2020 Granted by National Geographic Society
2018 Shortlisted at the Lucie Foundation Emerging Artist Scholarship

Qutiy is a photographic and audio project focused on documenting, recording, and valuing the rites to Native American corn practiced by rural farmers in Peru and Mexico. In both countries, knowing how to grow corn has a cultural and scientific basis that over 8700 years has allowed them to create more than 50 native varieties.

Qutiy, is a Quechua word that means to return. And it is the name of a variety of native corn with healing properties. This knowledge has been transmitted since ancient times and today is linked to the preservation of the rarest cobs. But in today's world of industrialized lands and transgenic seeds, farmers no longer pass on to their children the knowledge of how to grow native varieties. As a result, many native species and their properties are in danger of extinction. 
For this reason it is important to register and make visible the peasants and their rites that accompany the growth of corn. In order to transmit, raise awareness and help preserve native corn in the face of globalization. It is necessary to create an environment that calls for reflection on the cultural value of maize in order to make it visible and give a voice. From this documentary, a photo book will be published that will serve as a visual memory on the rites and uses of rare species of corn in Mexico and Peru. 
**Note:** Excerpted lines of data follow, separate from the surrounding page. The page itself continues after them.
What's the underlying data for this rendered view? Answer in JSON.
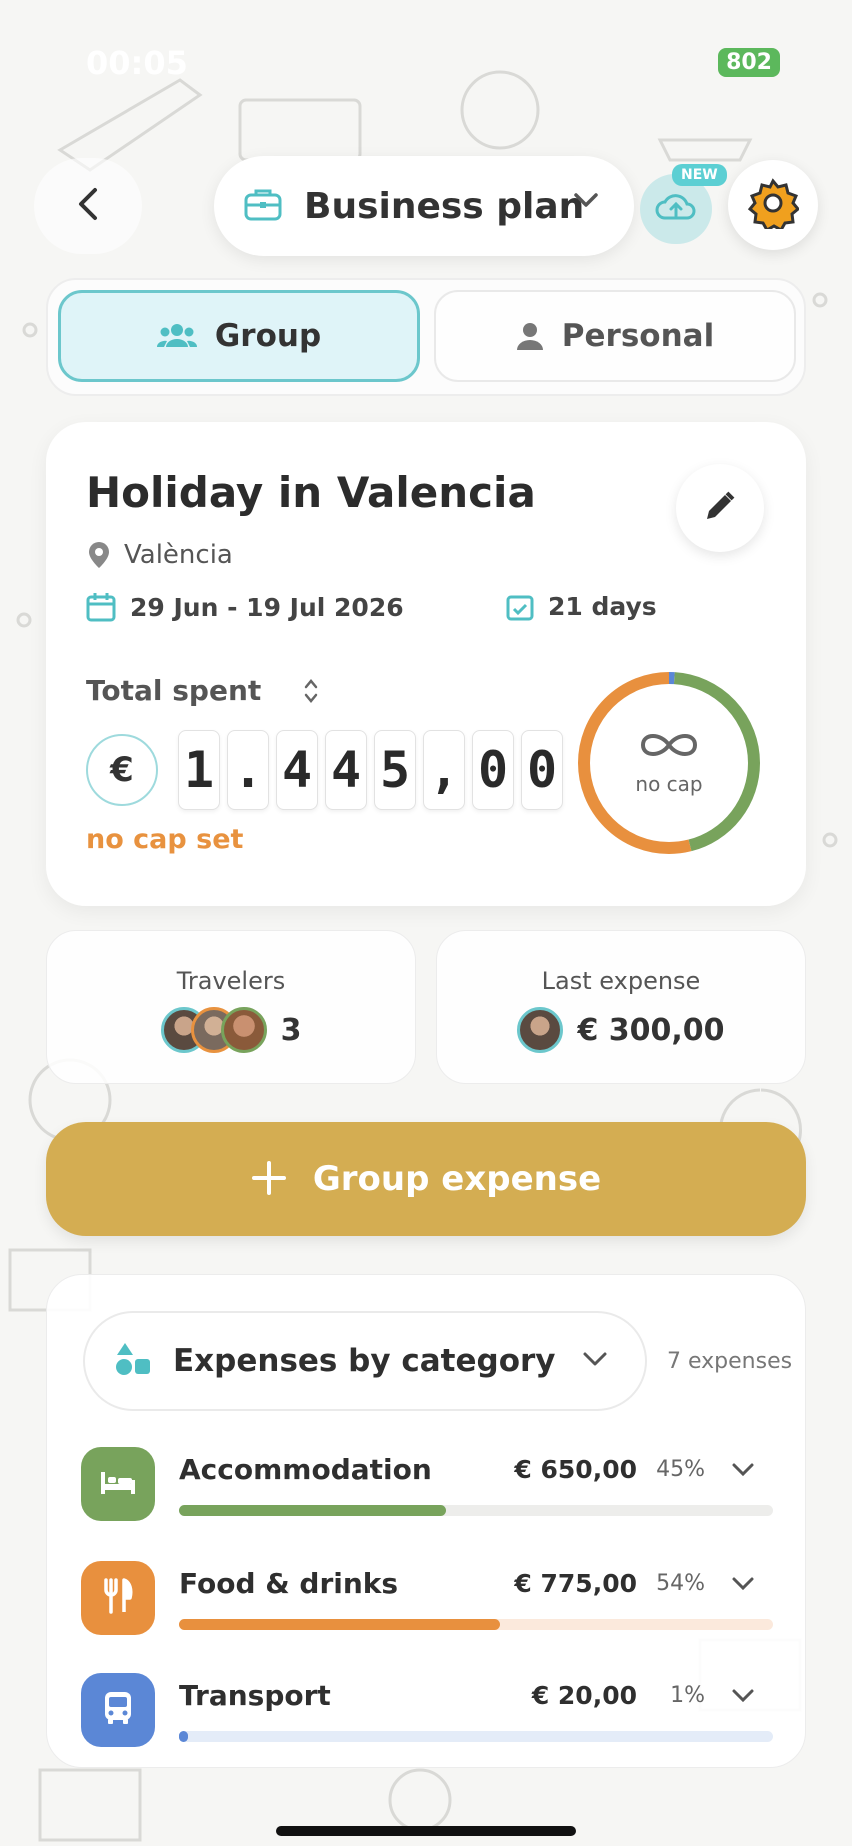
{
  "status_bar": {
    "time": "00:05",
    "battery": "802"
  },
  "header": {
    "plan_label": "Business plan",
    "new_badge": "NEW"
  },
  "tabs": [
    {
      "label": "Group",
      "selected": true
    },
    {
      "label": "Personal",
      "selected": false
    }
  ],
  "trip": {
    "title": "Holiday in Valencia",
    "location": "València",
    "dates": "29 Jun - 19 Jul 2026",
    "duration": "21 days",
    "total_label": "Total spent",
    "currency_symbol": "€",
    "total_digits": [
      "1",
      ".",
      "4",
      "4",
      "5",
      ",",
      "0",
      "0"
    ],
    "cap_status": "no cap set",
    "ring_label": "no cap"
  },
  "travelers": {
    "title": "Travelers",
    "count": "3"
  },
  "last_expense": {
    "title": "Last expense",
    "amount": "€ 300,00"
  },
  "cta": {
    "label": "Group expense"
  },
  "expenses": {
    "selector_label": "Expenses by category",
    "count_label": "7 expenses",
    "categories": [
      {
        "name": "Accommodation",
        "amount": "€ 650,00",
        "percent": "45%",
        "share": 0.45,
        "color": "#78a35c",
        "track": "#ededeb",
        "icon": "bed-icon"
      },
      {
        "name": "Food & drinks",
        "amount": "€ 775,00",
        "percent": "54%",
        "share": 0.54,
        "color": "#e8903e",
        "track": "#fbe9dc",
        "icon": "utensils-icon"
      },
      {
        "name": "Transport",
        "amount": "€ 20,00",
        "percent": "1%",
        "share": 0.01,
        "color": "#5b87d6",
        "track": "#e4ecf8",
        "icon": "bus-icon"
      }
    ]
  },
  "colors": {
    "accent_teal": "#6cc7cc",
    "cta_gold": "#d4ad52",
    "warning_orange": "#e8923f",
    "ring_green": "#78a35c",
    "ring_orange": "#e8903e",
    "ring_blue": "#5b87d6"
  }
}
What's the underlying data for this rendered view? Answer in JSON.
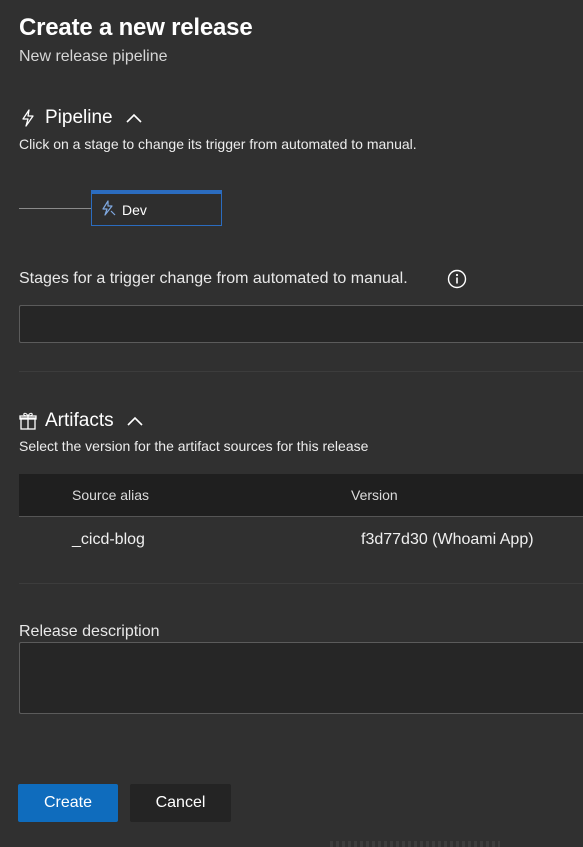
{
  "header": {
    "title": "Create a new release",
    "subtitle": "New release pipeline"
  },
  "pipeline": {
    "heading": "Pipeline",
    "description": "Click on a stage to change its trigger from automated to manual.",
    "stages": [
      {
        "label": "Dev",
        "icon": "stage-trigger-icon"
      }
    ],
    "accent": "#2b6cbf"
  },
  "manual_stages": {
    "label": "Stages for a trigger change from automated to manual.",
    "value": ""
  },
  "artifacts": {
    "heading": "Artifacts",
    "description": "Select the version for the artifact sources for this release",
    "columns": [
      "Source alias",
      "Version"
    ],
    "rows": [
      {
        "source_alias": "_cicd-blog",
        "version": "f3d77d30 (Whoami App)"
      }
    ]
  },
  "release_description": {
    "label": "Release description",
    "value": ""
  },
  "actions": {
    "create_label": "Create",
    "cancel_label": "Cancel",
    "primary_color": "#0f6cbd"
  }
}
In process - Peru & Mexico 2018-2020

Mexico 2019
Teocintle: the first maize seed.

Peru 2019
The ancients say that with dancing you call the Earth. That's why in Peru they hit the ground with their feet.

Peru 2020
At the beginning of the season of the "Choc'llo" or tender corn, the Quechua natives prepare a celebration where they decorate each others hats with the corn cane flower.
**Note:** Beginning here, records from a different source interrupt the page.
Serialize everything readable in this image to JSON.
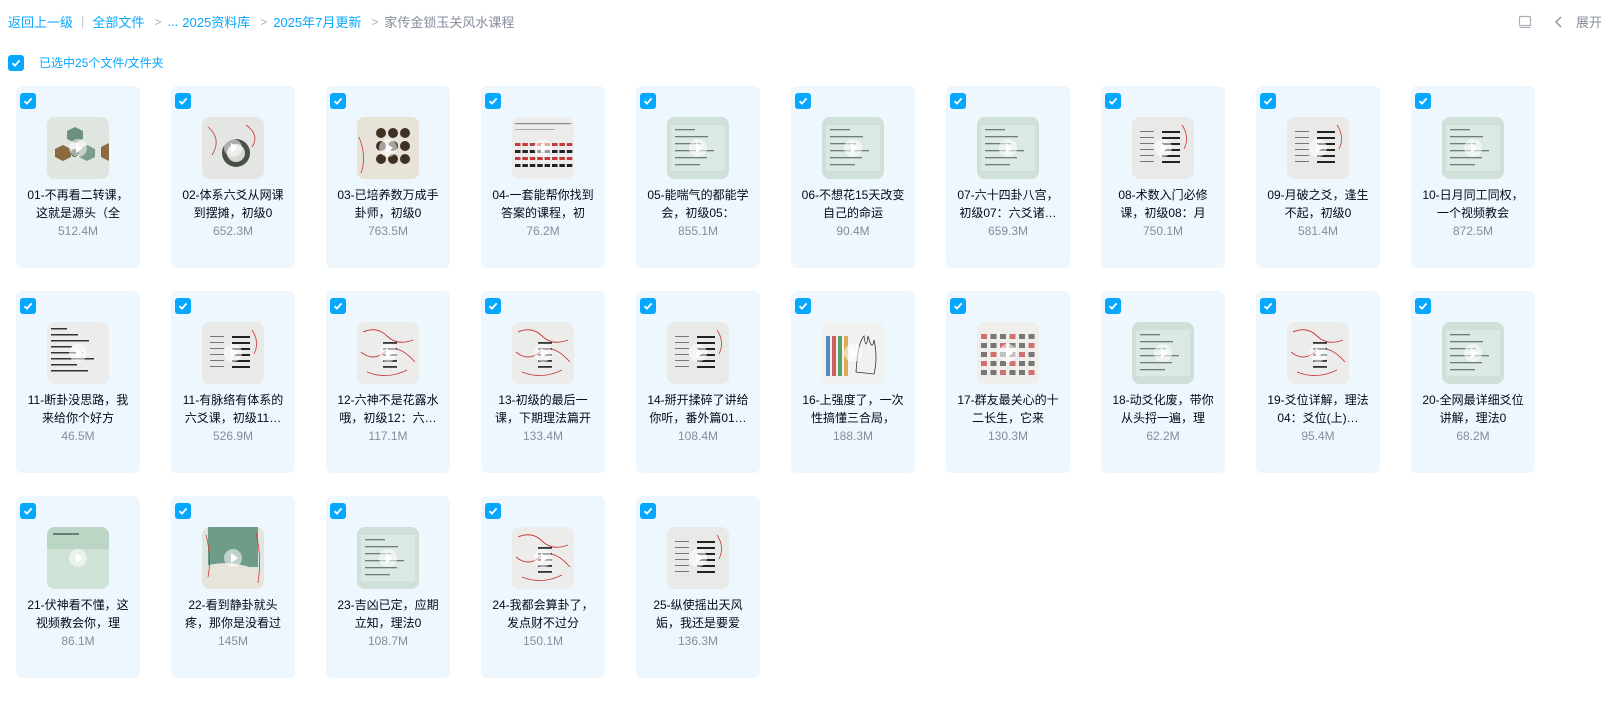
{
  "breadcrumb": {
    "back": "返回上一级",
    "divider": "|",
    "all_files": "全部文件",
    "ellipsis": "...",
    "crumb1": "2025资料库",
    "crumb2": "2025年7月更新",
    "current": "家传金锁玉关风水课程"
  },
  "toolbar": {
    "expand_label": "展开",
    "sidebar_icon": "panel-icon",
    "chevron_icon": "chevron-left-icon"
  },
  "selection": {
    "label": "已选中25个文件/文件夹",
    "checkbox_icon": "checkbox-checked-icon"
  },
  "colors": {
    "accent": "#06a7ff",
    "card_bg": "#eef7fe",
    "text": "#03081a",
    "muted": "#878c9c"
  },
  "files": [
    {
      "name": "01-不再看二转课，这就是源头（全",
      "size": "512.4M",
      "thumb": "hex"
    },
    {
      "name": "02-体系六爻从网课到摆摊，初级0",
      "size": "652.3M",
      "thumb": "circle"
    },
    {
      "name": "03-已培养数万成手卦师，初级0",
      "size": "763.5M",
      "thumb": "dots"
    },
    {
      "name": "04-一套能帮你找到答案的课程，初",
      "size": "76.2M",
      "thumb": "bars"
    },
    {
      "name": "05-能喘气的都能学会，初级05：",
      "size": "855.1M",
      "thumb": "table"
    },
    {
      "name": "06-不想花15天改变自己的命运",
      "size": "90.4M",
      "thumb": "table"
    },
    {
      "name": "07-六十四卦八宫，初级07：六爻诸…",
      "size": "659.3M",
      "thumb": "table"
    },
    {
      "name": "08-术数入门必修课，初级08：月",
      "size": "750.1M",
      "thumb": "lines"
    },
    {
      "name": "09-月破之爻，逢生不起，初级0",
      "size": "581.4M",
      "thumb": "lines"
    },
    {
      "name": "10-日月同工同权，一个视频教会",
      "size": "872.5M",
      "thumb": "table"
    },
    {
      "name": "11-断卦没思路，我来给你个好方",
      "size": "46.5M",
      "thumb": "text"
    },
    {
      "name": "11-有脉络有体系的六爻课，初级11…",
      "size": "526.9M",
      "thumb": "lines"
    },
    {
      "name": "12-六神不是花露水哦，初级12：六…",
      "size": "117.1M",
      "thumb": "scribble"
    },
    {
      "name": "13-初级的最后一课，下期理法篇开",
      "size": "133.4M",
      "thumb": "scribble"
    },
    {
      "name": "14-掰开揉碎了讲给你听，番外篇01…",
      "size": "108.4M",
      "thumb": "lines"
    },
    {
      "name": "16-上强度了，一次性搞懂三合局，",
      "size": "188.3M",
      "thumb": "hand"
    },
    {
      "name": "17-群友最关心的十二长生，它来",
      "size": "130.3M",
      "thumb": "grid"
    },
    {
      "name": "18-动爻化废，带你从头捋一遍，理",
      "size": "62.2M",
      "thumb": "table"
    },
    {
      "name": "19-爻位详解，理法04：爻位(上)…",
      "size": "95.4M",
      "thumb": "scribble"
    },
    {
      "name": "20-全网最详细爻位讲解，理法0",
      "size": "68.2M",
      "thumb": "table"
    },
    {
      "name": "21-伏神看不懂，这视频教会你，理",
      "size": "86.1M",
      "thumb": "green"
    },
    {
      "name": "22-看到静卦就头疼，那你是没看过",
      "size": "145M",
      "thumb": "cover"
    },
    {
      "name": "23-吉凶已定，应期立知，理法0",
      "size": "108.7M",
      "thumb": "table"
    },
    {
      "name": "24-我都会算卦了，发点财不过分",
      "size": "150.1M",
      "thumb": "scribble"
    },
    {
      "name": "25-纵使摇出天风姤，我还是要爱",
      "size": "136.3M",
      "thumb": "lines"
    }
  ]
}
Peru 2018
Chaminco Sara, a red corn from the region of Cusco that will be offered to the mountains.

Mexico 2018
A jaguar shaped like a corn cob in the cave of Guilá Naquitz in Oaxaca, Mexico. In this place were found the remains of the oldest corn in the region, dated more than 6,300 years ago.
Peru 2020
On March 8, dancers from different communities of the Valley arrived in Huayllabamba to meet each other and make offerings to the maize. Just like the Earth, corn has the spirit of a woman, that is why it is called "Sara".

Mexico 2018
A Zapotec farmer ties the ears of corn in pairs to later hang them inside his house for drying.

Peru 2018
In many indigenous communities, they make offerings to the mountains with songs and prayers in gratitude for the good harvest.

Peru 2019
On May 3, The Three Crosses are celebrated. At this time the drying of the corn begins in all the Sacred Valley in Cusco, Peru. Many say that the paste of the corn cane was also used to mold ornaments for the temples.